Go Green for St. Patrick’s Day
St. Patrick’s Day means one thing -- green everywhere! Don’t stop at just your outfit, check out our tips for going green at home.
When we think of St. Patrick’s Day, one thing immediately comes to mind — GREEN EVERYTHING! From green clothes to green beer, people incorporate going green into everything they do for St. Patty’s Day. So why shouldn’t that include going green in your home? To prepare for the holiday, we’ve got a few helpful, eco-friendly tips. While we can’t promise you’ll find a pot of gold, these tips can save you some real green — money that is.
Water consumption is one of the major ways to go green no matter where you are, but especially in your home. Be conscious of your water waste. Take shorter showers when you can and reduce washer cycles if possible. If you’re already limiting your water consumption, but not noticing cost-saving results, have a plumber check your pipes for hidden leaks.
About 20% of your home’s energy cost comes from your water heater use. Energy savings here will account for even larger cash savings. Making sure your heater works adequately and cost-effectively, like setting your water heater to the ‘warm’ setting (roughly 120 degrees), will reduce the amount of energy the unit is using. You’ll still be able to enjoy your hot showers but at a better price.

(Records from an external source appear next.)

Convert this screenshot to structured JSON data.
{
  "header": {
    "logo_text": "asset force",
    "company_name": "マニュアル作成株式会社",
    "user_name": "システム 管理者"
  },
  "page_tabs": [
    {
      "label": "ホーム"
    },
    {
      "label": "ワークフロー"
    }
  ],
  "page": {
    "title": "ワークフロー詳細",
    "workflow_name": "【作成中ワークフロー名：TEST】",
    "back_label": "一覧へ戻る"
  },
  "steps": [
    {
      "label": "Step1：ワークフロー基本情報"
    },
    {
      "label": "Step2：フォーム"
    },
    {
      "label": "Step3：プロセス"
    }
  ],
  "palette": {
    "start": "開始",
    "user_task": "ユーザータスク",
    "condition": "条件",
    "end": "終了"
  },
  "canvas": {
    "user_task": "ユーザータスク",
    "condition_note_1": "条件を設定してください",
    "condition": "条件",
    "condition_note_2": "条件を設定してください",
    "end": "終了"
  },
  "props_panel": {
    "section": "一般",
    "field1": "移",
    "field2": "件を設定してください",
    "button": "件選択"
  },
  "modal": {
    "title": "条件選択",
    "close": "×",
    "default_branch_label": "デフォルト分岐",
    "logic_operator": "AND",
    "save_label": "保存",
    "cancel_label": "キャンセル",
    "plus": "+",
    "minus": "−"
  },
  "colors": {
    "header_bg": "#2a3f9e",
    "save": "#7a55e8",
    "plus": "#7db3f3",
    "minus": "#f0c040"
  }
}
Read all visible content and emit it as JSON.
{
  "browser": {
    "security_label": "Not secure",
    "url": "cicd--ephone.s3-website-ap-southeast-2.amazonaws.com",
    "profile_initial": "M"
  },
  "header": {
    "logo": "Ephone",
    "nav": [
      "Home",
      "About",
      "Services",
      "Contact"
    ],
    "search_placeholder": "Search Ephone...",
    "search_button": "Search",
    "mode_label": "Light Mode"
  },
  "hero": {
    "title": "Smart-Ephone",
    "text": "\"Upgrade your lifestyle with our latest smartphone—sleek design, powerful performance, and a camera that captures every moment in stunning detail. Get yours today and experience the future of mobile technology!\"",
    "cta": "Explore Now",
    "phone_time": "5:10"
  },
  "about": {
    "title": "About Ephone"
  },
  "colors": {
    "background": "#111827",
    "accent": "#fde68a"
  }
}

Improve your home’s energy usage by switching all of your light bulbs to more efficient LEDs. Not only will your light quality improve, but the lifespan of your bulbs will increase by 10-20x. Just make sure you are using the correct wattage. For more information, read our lighting guide. While you’re replacing bulbs, switch up your outdoor lights with LEDs. It’ll help you save energy and improve your home’s security with brighter and longer lasting light sources.
Locate your windows that receive the most sunlight — those are often the south-facing windows. Take advantage of natural heat by keeping your blinds or curtains open during the day. This should let you keep the thermostat set lower, while still maintaining the same warmth in those areas.
Unplug any devices you aren’t using, like lamps and chargers. These work as ghost energy users. They can draw out small amounts of energy without being in use, costing you money without any benefit. The easiest way to cut off power to these phantom devices is by using a power strip or surge protector that you can turn off and on as needed.
Make a habit of correctly setting your thermostat to maximize efficiency. Typically, 68 degrees while your home or a few degrees cooler when you aren’t home should do the trick. Your system will run the most efficiently at 68 degrees while still keeping you comfortable in your home. If it’s too much of a hassle to program your thermostat everytime you come and go or wait for your home to heat back up or cool down, consider switching to a programmable thermostat, which will automatically turn off your heat or ac when you’re not home.
Since you’re already working on your heating and cooling system, make sure you’re changing your filters. These should be replaced every one to three months depending on the size of your home. Read our blog on choosing the right filters to ensure your home is using the best fit.
While it might mean a higher cost up-front, choosing energy efficient appliances, like a water heater or HVAC unit, can result in more considerable cost savings over time. Make sure to have a qualified technician install your system to optimize efficiency gains and ensure safety.
To find even more opportunities for going green in your home have a professional audit done to detect potential leaks or energy inefficiencies. Doing this annually or seasonally will provide you with cost savings and ensure your home is in the best shape possible. For more information on keeping your home energy efficient, contact a local technician today.